All of this adds up to create a satisfying, accessible experience that was a total joy to play. The levels are challenging without being ridiculous, the controls feel fluid and responsive, and the graphics and music are top-notch for their era. Gargoyle’s Quest II is especially impressive, having come late in the NES lifespan and thus been the beneficiary of years of design and programming experience with the console.
And, ultimately, that’s the big difference between each game: the power of the consoles and the experience of the developers. The only exclusive feature of Gargoyle’s Quest I that comes to mind is the random battles on the overworld map. True to JRPG form, you’re occasionally accosted by enemies, which amounts to a one-screen battle with a handful of foes. You usually only face one or two bad guys, you earn a couple of vials from each encounter, and the world map isn’t particularly huge, so it’s not a big deal – but they still bring progress to a halt for very little return, so I could honestly do without them.
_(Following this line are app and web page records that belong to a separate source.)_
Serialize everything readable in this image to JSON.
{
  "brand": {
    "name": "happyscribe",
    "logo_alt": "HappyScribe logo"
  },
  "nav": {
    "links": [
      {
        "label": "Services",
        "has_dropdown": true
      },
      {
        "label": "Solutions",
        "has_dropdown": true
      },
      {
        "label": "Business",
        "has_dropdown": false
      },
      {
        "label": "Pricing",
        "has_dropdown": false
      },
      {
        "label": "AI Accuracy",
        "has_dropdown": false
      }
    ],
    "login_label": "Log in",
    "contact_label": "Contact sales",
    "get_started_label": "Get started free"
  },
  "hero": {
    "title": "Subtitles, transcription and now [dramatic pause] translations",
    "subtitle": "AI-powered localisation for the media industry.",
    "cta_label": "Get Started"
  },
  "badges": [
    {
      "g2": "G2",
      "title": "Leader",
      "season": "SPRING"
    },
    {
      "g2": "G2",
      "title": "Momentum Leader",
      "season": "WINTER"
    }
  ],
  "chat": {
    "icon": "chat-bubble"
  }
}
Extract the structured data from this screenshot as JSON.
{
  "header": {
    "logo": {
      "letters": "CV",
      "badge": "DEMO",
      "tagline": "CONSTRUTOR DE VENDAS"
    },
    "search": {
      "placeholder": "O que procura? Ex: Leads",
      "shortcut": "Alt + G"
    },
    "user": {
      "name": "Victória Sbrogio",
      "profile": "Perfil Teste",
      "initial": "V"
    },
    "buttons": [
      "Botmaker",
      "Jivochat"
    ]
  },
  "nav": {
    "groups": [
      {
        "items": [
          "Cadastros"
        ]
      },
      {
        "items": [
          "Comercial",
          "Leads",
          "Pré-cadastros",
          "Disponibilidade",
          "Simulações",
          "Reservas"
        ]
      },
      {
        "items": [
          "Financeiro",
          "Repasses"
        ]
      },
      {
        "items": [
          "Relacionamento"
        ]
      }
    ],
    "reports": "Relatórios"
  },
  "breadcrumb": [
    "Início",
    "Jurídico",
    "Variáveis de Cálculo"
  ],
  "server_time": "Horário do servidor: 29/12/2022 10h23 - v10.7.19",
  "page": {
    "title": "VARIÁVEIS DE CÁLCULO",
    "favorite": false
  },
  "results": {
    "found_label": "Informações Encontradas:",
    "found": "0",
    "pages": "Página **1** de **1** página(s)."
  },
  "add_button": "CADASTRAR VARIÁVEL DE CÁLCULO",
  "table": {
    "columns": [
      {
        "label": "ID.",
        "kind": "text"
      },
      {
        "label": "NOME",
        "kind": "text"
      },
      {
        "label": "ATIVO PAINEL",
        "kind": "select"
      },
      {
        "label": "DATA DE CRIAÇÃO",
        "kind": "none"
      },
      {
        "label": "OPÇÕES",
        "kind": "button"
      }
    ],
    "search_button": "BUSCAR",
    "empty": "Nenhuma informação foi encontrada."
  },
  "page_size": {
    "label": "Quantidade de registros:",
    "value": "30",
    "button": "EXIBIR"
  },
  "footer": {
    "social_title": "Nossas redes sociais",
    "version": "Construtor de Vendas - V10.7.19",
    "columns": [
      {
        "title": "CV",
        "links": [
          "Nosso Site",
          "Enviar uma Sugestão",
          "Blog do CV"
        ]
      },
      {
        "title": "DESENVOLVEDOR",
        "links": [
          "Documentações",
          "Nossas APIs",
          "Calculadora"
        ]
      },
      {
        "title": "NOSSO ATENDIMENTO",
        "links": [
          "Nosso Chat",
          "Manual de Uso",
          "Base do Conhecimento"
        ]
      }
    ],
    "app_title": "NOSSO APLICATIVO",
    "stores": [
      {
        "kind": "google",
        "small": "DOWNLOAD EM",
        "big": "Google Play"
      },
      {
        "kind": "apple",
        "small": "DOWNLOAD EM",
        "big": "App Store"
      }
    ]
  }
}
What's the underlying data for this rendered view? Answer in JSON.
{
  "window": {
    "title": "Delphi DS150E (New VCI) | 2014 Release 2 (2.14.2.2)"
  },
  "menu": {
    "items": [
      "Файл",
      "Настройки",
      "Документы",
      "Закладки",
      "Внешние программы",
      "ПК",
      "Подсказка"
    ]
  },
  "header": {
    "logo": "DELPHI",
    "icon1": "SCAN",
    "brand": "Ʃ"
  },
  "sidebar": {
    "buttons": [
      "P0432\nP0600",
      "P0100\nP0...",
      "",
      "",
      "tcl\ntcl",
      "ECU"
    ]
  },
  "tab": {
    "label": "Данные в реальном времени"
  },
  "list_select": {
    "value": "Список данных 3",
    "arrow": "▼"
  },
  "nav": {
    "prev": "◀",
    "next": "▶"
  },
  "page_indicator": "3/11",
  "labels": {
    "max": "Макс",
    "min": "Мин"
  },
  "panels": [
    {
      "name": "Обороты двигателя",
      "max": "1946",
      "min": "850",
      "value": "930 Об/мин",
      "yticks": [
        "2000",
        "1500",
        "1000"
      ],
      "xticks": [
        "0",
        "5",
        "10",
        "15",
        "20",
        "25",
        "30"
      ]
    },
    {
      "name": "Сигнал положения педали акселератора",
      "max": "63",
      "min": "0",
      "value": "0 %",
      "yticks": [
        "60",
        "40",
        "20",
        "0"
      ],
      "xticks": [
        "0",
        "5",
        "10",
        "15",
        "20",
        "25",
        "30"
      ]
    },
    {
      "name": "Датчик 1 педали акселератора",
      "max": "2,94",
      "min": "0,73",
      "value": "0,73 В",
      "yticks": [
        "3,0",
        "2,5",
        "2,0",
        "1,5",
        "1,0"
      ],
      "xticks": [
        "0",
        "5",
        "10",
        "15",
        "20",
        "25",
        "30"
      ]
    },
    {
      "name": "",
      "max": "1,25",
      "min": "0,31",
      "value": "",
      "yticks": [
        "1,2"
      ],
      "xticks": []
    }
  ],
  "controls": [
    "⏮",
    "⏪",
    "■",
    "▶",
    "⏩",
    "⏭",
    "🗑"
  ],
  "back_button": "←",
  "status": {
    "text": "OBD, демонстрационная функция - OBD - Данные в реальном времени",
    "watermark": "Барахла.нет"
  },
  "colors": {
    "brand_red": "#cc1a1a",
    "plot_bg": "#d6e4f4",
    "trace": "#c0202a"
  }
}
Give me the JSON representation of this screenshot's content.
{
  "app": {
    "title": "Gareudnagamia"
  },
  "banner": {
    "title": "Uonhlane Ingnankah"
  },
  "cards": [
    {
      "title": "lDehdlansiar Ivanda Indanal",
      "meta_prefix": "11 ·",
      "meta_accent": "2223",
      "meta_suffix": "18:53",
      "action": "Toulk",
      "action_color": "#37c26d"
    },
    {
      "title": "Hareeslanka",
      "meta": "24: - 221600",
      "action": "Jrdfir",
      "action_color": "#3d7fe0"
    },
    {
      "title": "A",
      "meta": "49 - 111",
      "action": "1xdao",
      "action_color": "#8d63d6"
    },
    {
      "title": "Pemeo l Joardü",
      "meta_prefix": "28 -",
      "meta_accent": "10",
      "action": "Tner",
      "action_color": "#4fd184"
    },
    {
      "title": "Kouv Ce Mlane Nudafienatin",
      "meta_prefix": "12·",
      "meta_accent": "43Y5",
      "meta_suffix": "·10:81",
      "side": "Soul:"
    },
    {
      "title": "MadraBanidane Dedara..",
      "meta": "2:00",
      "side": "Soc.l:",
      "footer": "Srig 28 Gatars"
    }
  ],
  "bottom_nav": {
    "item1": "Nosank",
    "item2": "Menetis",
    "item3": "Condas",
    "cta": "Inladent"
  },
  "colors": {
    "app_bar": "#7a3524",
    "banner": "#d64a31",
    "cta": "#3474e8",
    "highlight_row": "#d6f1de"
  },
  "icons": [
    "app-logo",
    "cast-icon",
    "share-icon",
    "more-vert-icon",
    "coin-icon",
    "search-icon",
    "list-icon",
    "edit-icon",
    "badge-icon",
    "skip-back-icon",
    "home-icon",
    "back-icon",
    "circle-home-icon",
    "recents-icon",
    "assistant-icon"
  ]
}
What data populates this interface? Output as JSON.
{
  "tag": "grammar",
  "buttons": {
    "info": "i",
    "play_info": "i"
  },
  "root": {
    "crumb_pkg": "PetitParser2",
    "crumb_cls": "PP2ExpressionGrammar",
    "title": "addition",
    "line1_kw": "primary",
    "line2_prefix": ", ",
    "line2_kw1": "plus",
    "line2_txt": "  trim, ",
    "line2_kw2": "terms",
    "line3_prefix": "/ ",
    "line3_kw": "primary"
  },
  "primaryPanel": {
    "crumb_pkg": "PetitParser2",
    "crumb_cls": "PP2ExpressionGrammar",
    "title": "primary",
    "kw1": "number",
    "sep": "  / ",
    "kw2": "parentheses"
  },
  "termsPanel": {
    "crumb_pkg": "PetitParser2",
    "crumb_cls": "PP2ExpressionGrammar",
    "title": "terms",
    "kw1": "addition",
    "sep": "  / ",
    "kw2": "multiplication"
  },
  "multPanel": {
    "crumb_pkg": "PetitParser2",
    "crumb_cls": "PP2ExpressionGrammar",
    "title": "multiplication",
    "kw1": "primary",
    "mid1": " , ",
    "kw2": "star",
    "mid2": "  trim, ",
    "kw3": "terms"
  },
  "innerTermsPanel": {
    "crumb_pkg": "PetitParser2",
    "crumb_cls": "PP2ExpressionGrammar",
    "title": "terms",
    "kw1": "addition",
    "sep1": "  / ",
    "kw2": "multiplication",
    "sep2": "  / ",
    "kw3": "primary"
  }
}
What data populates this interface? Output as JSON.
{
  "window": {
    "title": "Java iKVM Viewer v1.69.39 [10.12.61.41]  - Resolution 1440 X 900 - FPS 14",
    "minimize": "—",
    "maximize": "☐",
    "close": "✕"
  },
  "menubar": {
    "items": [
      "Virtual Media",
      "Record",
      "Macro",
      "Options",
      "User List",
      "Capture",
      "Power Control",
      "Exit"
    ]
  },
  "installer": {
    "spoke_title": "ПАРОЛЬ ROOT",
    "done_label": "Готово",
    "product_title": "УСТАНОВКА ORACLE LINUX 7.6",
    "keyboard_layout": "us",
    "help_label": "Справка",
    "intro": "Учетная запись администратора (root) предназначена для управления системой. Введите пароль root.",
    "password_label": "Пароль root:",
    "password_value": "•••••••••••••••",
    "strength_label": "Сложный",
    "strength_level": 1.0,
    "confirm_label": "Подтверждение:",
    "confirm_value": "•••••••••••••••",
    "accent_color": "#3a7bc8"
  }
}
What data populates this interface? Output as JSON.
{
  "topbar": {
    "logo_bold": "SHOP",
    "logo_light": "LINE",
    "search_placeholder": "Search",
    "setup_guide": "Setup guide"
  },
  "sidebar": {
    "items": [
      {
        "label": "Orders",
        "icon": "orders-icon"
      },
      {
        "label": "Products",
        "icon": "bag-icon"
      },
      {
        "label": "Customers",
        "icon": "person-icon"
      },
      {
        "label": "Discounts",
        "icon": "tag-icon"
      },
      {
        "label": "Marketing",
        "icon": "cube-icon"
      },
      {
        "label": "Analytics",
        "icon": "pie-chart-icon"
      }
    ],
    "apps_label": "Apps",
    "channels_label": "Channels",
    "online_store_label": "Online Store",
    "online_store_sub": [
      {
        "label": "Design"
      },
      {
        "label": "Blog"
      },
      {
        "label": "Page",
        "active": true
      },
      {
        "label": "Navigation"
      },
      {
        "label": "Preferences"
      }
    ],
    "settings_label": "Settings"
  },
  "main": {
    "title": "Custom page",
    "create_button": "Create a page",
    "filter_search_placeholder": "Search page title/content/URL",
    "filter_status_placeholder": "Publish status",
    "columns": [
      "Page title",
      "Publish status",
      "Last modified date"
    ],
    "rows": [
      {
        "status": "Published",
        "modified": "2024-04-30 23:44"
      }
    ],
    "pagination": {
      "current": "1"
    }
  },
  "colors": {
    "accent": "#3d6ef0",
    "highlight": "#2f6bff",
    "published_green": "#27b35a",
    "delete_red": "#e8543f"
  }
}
Luckily, Gargoyle’s Quest II learned from this and a few other quirks to really polish the gameplay to a shine. It drops the random battles entirely, replacing them with avoidable NPCs on the world map that taunt you and then engage you in combat. Neither game has terribly difficult boss fights but they’re definitely better in the second game with more interesting patterns and strategies. There are a couple of new abilities and a higher HP ceiling. The story, for whatever it’s worth, is a little more in-depth this time and its fetch quests get a twist now and again. Best of all, the larger screen size and range of color allowed the designers to create far more intricate levels with plenty of room to breathe. And, God, it looks GREAT for an NES game. GQII is chock full of personality. There are a lot of little details that just bring the game to life.
Perhaps best of all, both games were delightfully short and to the point. I finished Gargoyle’s Quest II in about four hours and probably spent the same or less on Gargoyle’s Quest I. Neither game is padded out with artificial difficulty or esoteric riddles or needless grinding. They’re paced exceptionally well and never feel stagnant. I can see myself revisiting GQII again in the future when I’m looking for an NES platforming fix.
This year, I plan to spend a lot more time tackling my backlog, and thanks to these two games, 2022 is off to a fantastic start. If you enjoy platformers with a more methodical pace, like the Ghosts ‘n Goblins aesthetic, or are just looking for a fresh, fun 8-bit game that you might have overlooked, then I strongly recommend checking out Gargoyle’s Quest I and II. And, hell, if you haven’t played it, try Demon’s Crest, too. Every game in the series is well worth your time.